Editor: Barry Johnston (submitted 2015-11-16).   Score information: Letter, 1 page, 56 kB   Copyright: Public Domain
Edition notes: Oval note edition, as written in 1782. All nine stanzas included. MusicXML source file is in compressed .mxl format.
  • (Posted 2015-11-16)   CPDL #37549:   
Editor: Barry Johnston (submitted 2015-11-16).   Score information: Unknown, 1 page, 62 kB   Copyright: Public Domain
Edition notes: Note shapes added (4-shape). All nine stanzas included.

General Information

Title: The Child's Request
First Line: Thou giver of my life and joy
Composer: Lewis Edson
Lyricist: Anonymous

Number of voices: 4vv   Voicing: SATB
Genre: Sacred   Meter: 88. 88 (L.M.)

Language: English
Instruments: A cappella

Published: 1782 in The Chorister's Companion, Supplement p. 24.

Description: Words by an anonymous author, listed in The Chorister's Companion in nine stanzas.

External websites:

Original text and translations

English.png English text

1. Thou giver of my life and joy
Let songs to thee my tongue employ.
While immature this feeble frame,
Teach me to lisp thy sacred name.
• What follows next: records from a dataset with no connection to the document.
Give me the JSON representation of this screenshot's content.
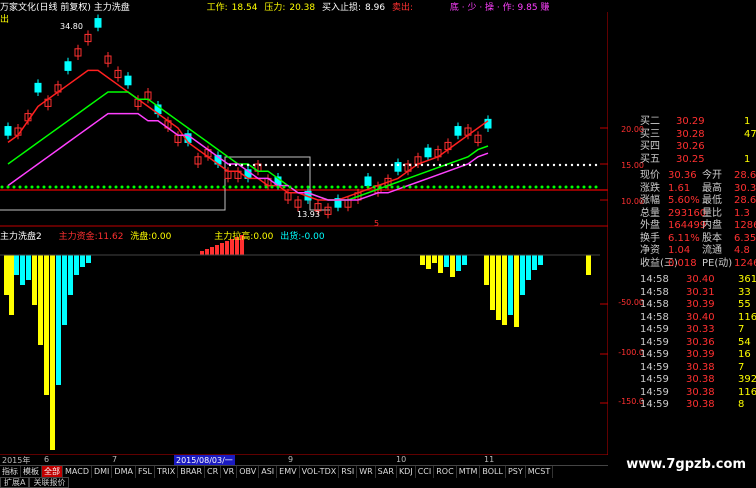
{
  "header": {
    "title": "万家文化(日线 前复权) 主力洗盘",
    "work_label": "工作:",
    "work_value": "18.54",
    "pressure_label": "压力:",
    "pressure_value": "20.38",
    "stop_label": "买入止损:",
    "stop_value": "8.96",
    "sell_label": "卖出:",
    "sub_right": "底 · 少 · 操 · 作: 9.85 赚"
  },
  "corner_label": "出",
  "peak_label": "34.80",
  "low_label": "13.93",
  "small_label_1": "5",
  "indicator": {
    "name": "主力洗盘2",
    "flow_label": "主力资金:",
    "flow_value": "11.62",
    "wash_label": "洗盘:",
    "wash_value": "0.00",
    "pull_label": "主力拉高:",
    "pull_value": "0.00",
    "out_label": "出货:",
    "out_value": "-0.00"
  },
  "price_axis": [
    "20.00",
    "15.00",
    "10.00"
  ],
  "ind_axis": [
    "-50.00",
    "-100.0",
    "-150.0"
  ],
  "dates": [
    "2015年",
    "6",
    "7",
    "2015/08/03/一",
    "9",
    "10",
    "11"
  ],
  "quote": {
    "rows": [
      {
        "l": "买二",
        "v": "30.29",
        "v2": "1"
      },
      {
        "l": "买三",
        "v": "30.28",
        "v2": "47"
      },
      {
        "l": "买四",
        "v": "30.26",
        "v2": ""
      },
      {
        "l": "买五",
        "v": "30.25",
        "v2": "1"
      }
    ],
    "stats": [
      {
        "l": "现价",
        "v": "30.36",
        "l2": "今开",
        "v2": "28.6"
      },
      {
        "l": "涨跌",
        "v": "1.61",
        "l2": "最高",
        "v2": "30.3"
      },
      {
        "l": "涨幅",
        "v": "5.60%",
        "l2": "最低",
        "v2": "28.6"
      },
      {
        "l": "总量",
        "v": "293160",
        "l2": "量比",
        "v2": "1.3"
      },
      {
        "l": "外盘",
        "v": "164499",
        "l2": "内盘",
        "v2": "12866"
      },
      {
        "l": "换手",
        "v": "6.11%",
        "l2": "股本",
        "v2": "6.35"
      },
      {
        "l": "净资",
        "v": "1.04",
        "l2": "流通",
        "v2": "4.8"
      },
      {
        "l": "收益(三)",
        "v": "0.018",
        "l2": "PE(动)",
        "v2": "1246."
      }
    ],
    "ticks": [
      {
        "t": "14:58",
        "p": "30.40",
        "n": "361"
      },
      {
        "t": "14:58",
        "p": "30.31",
        "n": "33"
      },
      {
        "t": "14:58",
        "p": "30.39",
        "n": "55"
      },
      {
        "t": "14:58",
        "p": "30.40",
        "n": "116"
      },
      {
        "t": "14:59",
        "p": "30.33",
        "n": "7"
      },
      {
        "t": "14:59",
        "p": "30.36",
        "n": "54"
      },
      {
        "t": "14:59",
        "p": "30.39",
        "n": "16"
      },
      {
        "t": "14:59",
        "p": "30.38",
        "n": "7"
      },
      {
        "t": "14:59",
        "p": "30.38",
        "n": "392"
      },
      {
        "t": "14:59",
        "p": "30.38",
        "n": "116"
      },
      {
        "t": "14:59",
        "p": "30.38",
        "n": "8"
      }
    ]
  },
  "tabs": [
    "指标",
    "模板",
    "全部",
    "MACD",
    "DMI",
    "DMA",
    "FSL",
    "TRIX",
    "BRAR",
    "CR",
    "VR",
    "OBV",
    "ASI",
    "EMV",
    "VOL-TDX",
    "RSI",
    "WR",
    "SAR",
    "KDJ",
    "CCI",
    "ROC",
    "MTM",
    "BOLL",
    "PSY",
    "MCST"
  ],
  "bottom_tabs": [
    "扩展A",
    "关联报价"
  ],
  "watermark": "www.7gpzb.com",
  "colors": {
    "up": "#ff3030",
    "down": "#00ffff",
    "ma1": "#ff2020",
    "ma2": "#ffffff",
    "ma3": "#00ff00",
    "ma4": "#ff40ff"
  }
}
2. May my fond genius, as I rise,
Seek the fair fount where knowledge lies.
On wings sublime trace heaven's abode,
And learn my duty to my God.
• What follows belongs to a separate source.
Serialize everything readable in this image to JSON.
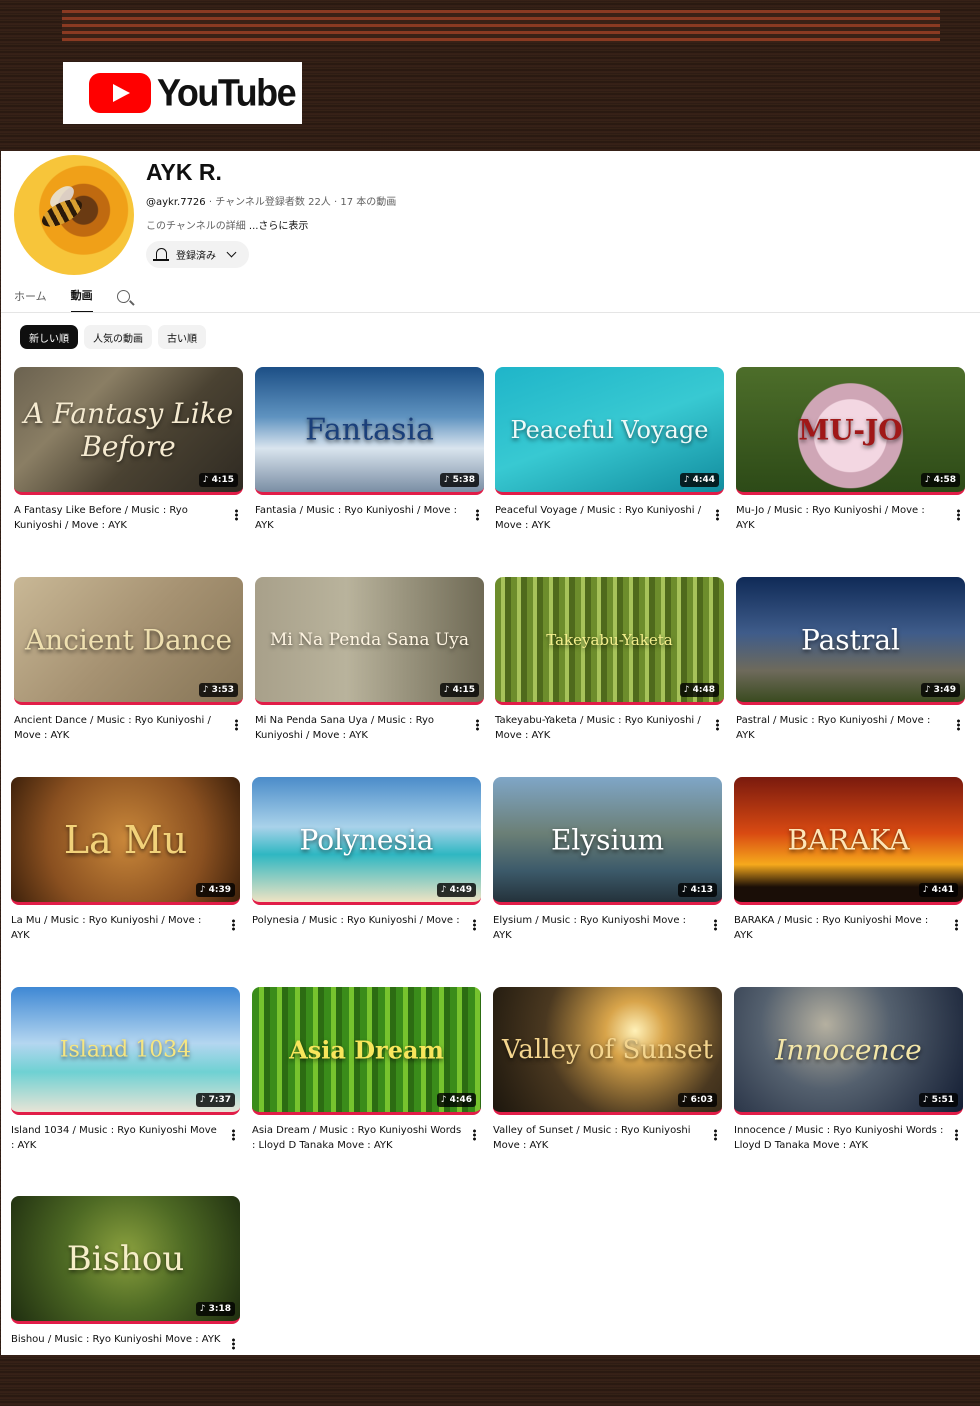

3. From low pursuits exalt my mind –
From every vice of every kind.
Nor let my conduct ever tend
To wound the feelings of a friend.

 

4. Though golden flowers my path should grace,
And joys salute me as I pass,
Yet may my generous bosom know,
And learn to feel another's woe.

5. If providence should lend me wealth,
And joys increased by peace and health,
Yet may I ne'er despise the poor,
Nor send them begging from my door.

6. If poverty, with stern command,
Should grasp me in her iron hand,
In my distress, may I receive
That kind relief I'd wish to give.

 

7 An ardent love for sacred truth,
Employ my infancy and youth,
Live in my life through every stage,
And ripen with my ripening age.

8. When time its hoary frost has shed,
And silvered over by favored head,
May my calm mind reflect intent
On length of days in virtue spent.

9. When death his curtain shall o'er-spread,
And wrap me if his awful shade,
May my blest soul to thee arise,
And triumph in her native skies.